Yet, while rights may be accorded, rights are not the primary focus. The creation of these legal persons were designed to better implement our responsibilities to protect and care for them. For example, the New Zealand legal persons were constructed in order to better recognise and reflect the Māori worldview or cosmology that nature is an ancestor, and that we are duty-bound to care for nature as we would our grandparents. It is a duty bound with identity and community, enduring as long as the community endures, and vice versa. We don’t talk about grandparents having rights to be cared for by their offspring as much as we talk about our familial responsibilities toward grandparents to care for them.
The Indian court similarly emphasised the religious and cultural importance of the sacred rivers and the responsibility of the state to protect them. Parens patriae is the doctrine of responsibility of the state more than it is the right of the child.
I suggest these embodiments in law of responsibility and care reflect an approach that could usefully be expanded throughout our law.
If we want to encourage the emergence of an economy that better recognises the real importance of nature and humans’ place within it, then the legal framework that supports it will need to change. While such a reprioritising will entail a paradigm shift, adoption of individual elements of law can help shift both mindsets and practice. Using legal personhood and state guardianship to uphold responsibilities is one such tool.
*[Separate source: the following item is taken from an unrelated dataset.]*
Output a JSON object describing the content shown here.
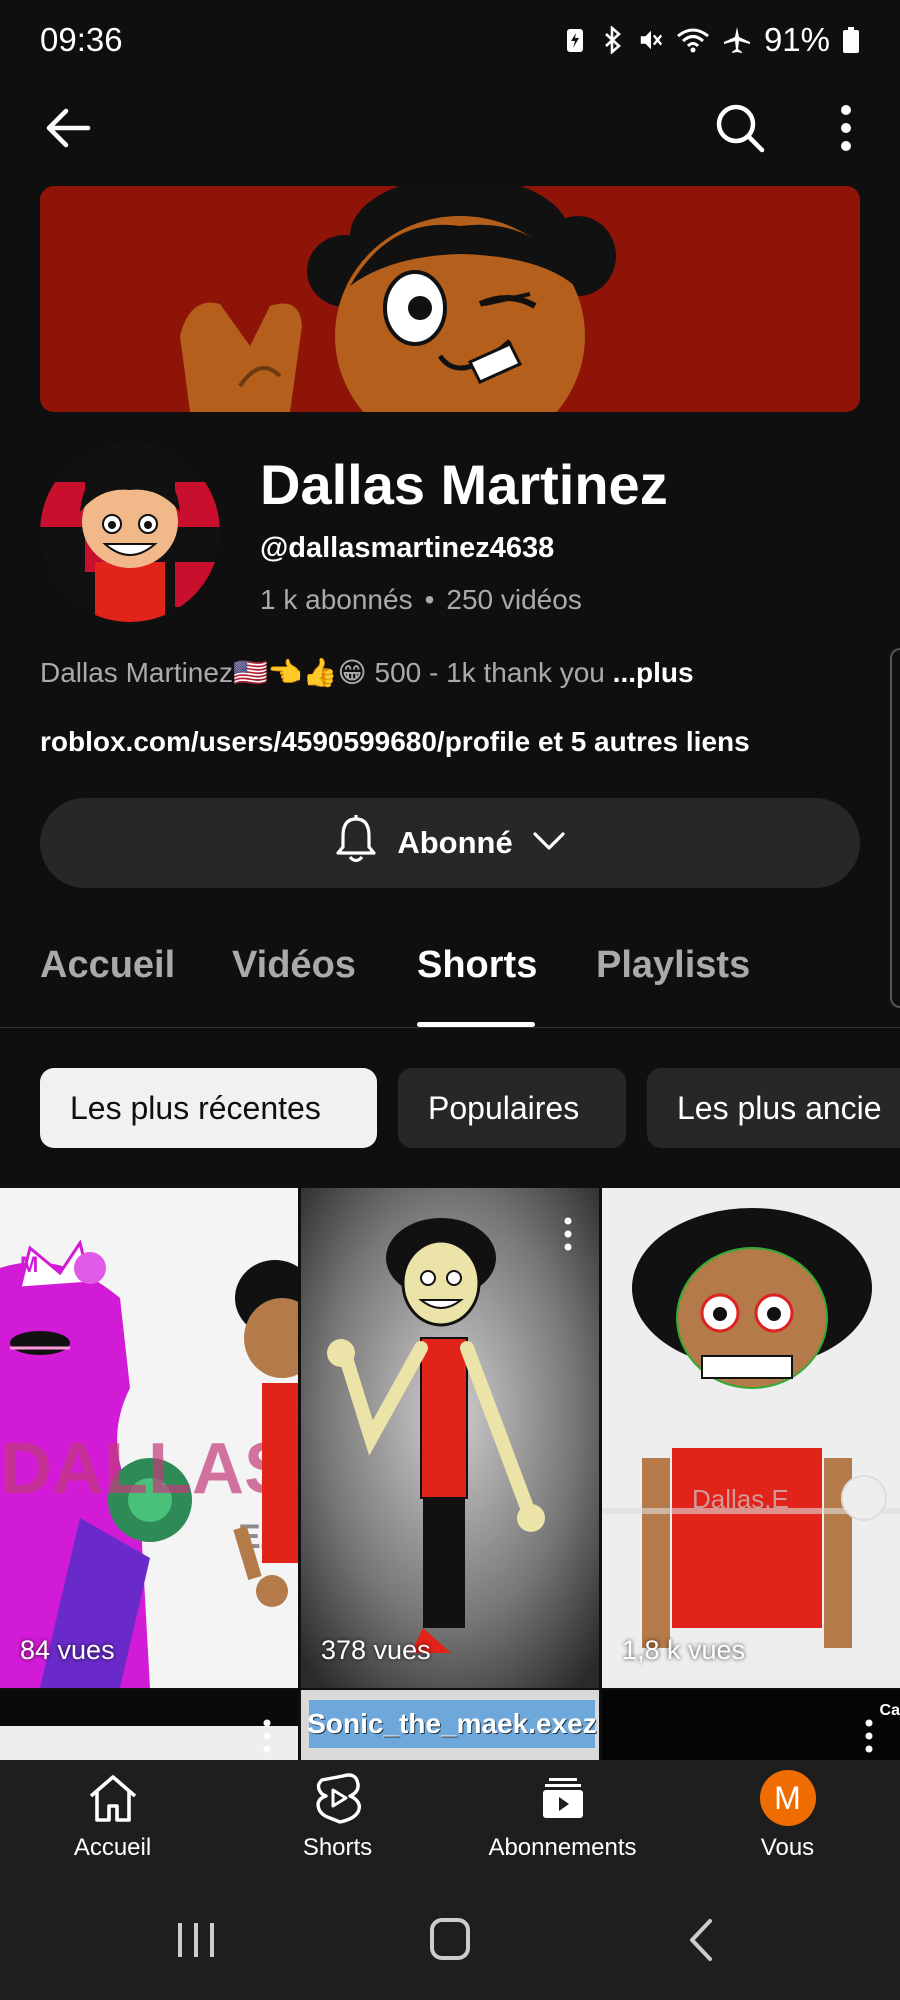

For example, if we are to arrest the decline in biodiversity worldwide, I suggest we need a collective understanding of responsibility for its survival. If we have a responsibility to care for and nurture our flora and fauna, perhaps each species could be given personhood and guardians to exercise it on behalf of the members of that species.
Rights are also a powerful tool, to be exercised within a system that understands the language and power of rights. But we need to ensure the rights are accorded appropriate weight and are upheld in fact not just on paper. And for that, I suggest we need the mindset that comes with guardianship and responsibility.
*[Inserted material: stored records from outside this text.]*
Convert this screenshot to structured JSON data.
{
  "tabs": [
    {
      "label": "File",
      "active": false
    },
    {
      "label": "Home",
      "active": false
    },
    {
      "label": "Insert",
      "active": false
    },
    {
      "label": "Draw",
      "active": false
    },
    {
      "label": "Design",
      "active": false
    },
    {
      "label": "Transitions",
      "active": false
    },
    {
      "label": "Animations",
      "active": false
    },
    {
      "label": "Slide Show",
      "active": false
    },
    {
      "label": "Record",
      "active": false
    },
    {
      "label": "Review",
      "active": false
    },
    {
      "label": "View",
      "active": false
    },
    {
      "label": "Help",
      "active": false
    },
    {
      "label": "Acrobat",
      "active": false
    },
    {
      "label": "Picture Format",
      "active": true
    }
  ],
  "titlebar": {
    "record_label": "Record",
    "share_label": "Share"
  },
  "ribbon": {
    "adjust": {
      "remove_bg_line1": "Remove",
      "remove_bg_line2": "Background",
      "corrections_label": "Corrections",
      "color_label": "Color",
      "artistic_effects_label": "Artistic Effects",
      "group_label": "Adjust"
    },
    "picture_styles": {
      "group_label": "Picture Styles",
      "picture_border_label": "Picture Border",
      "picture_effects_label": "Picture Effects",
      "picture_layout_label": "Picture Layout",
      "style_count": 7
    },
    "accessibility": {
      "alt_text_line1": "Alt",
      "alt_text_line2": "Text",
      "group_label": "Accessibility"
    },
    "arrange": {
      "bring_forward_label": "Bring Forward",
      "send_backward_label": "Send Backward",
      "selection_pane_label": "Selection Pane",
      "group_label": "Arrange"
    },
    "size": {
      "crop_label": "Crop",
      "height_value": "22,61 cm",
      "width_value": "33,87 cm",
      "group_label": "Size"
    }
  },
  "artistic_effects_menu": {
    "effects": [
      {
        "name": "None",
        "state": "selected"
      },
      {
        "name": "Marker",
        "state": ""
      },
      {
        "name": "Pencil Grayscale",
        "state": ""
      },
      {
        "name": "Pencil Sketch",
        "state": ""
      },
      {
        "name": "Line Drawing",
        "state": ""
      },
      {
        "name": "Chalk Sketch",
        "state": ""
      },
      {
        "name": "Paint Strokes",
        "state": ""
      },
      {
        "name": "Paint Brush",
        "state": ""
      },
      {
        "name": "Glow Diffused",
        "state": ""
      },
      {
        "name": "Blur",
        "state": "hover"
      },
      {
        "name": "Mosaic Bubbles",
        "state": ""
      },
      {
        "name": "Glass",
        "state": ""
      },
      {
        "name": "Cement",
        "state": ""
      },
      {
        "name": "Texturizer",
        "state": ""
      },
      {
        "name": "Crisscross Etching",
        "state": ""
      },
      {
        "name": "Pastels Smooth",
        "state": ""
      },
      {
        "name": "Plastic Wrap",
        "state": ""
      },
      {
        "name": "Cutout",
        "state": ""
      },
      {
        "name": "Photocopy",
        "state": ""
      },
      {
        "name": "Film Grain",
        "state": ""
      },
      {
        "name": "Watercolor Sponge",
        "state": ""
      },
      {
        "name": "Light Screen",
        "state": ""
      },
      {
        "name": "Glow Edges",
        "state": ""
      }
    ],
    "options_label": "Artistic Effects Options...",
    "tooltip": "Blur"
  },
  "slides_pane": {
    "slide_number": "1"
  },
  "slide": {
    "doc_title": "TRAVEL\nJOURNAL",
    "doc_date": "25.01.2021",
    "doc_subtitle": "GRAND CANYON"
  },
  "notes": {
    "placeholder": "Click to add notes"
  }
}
The New Zealand examples show responsibility can be articulated in legislation and guardians can be established to uphold duties of care for nature. The Indian examples show courts can do it as part of the inherent common-law jurisdiction of parens patriae. As insertions into mainstream legal frameworks, these examples don’t yet constitute a revolution in their own right. However, they provide a helpful beginning for adopting a structure of responsibility that can be adopted elsewhere.
The revolutionary aspect is that they arise from a completely different worldview, one that reflects the paradigm needed for an economy that respects our relationship with the earth and its natural systems. These examples illustrate how we can implement responsibility and push past the boundaries of our existing cultural limitations and legal systems.
This is an edited version of a blog post on the website of Edward Elgar Publishing, publisher of Law and Policy for a New Economy: Sustainable, Just, and Democratic, which includes the chapter ‘Reframing rights and responsibilities to prioritize nature’ by Catherine Iorns Magallanes and Linda Sheehan.
This article originally appeared on Newsroom.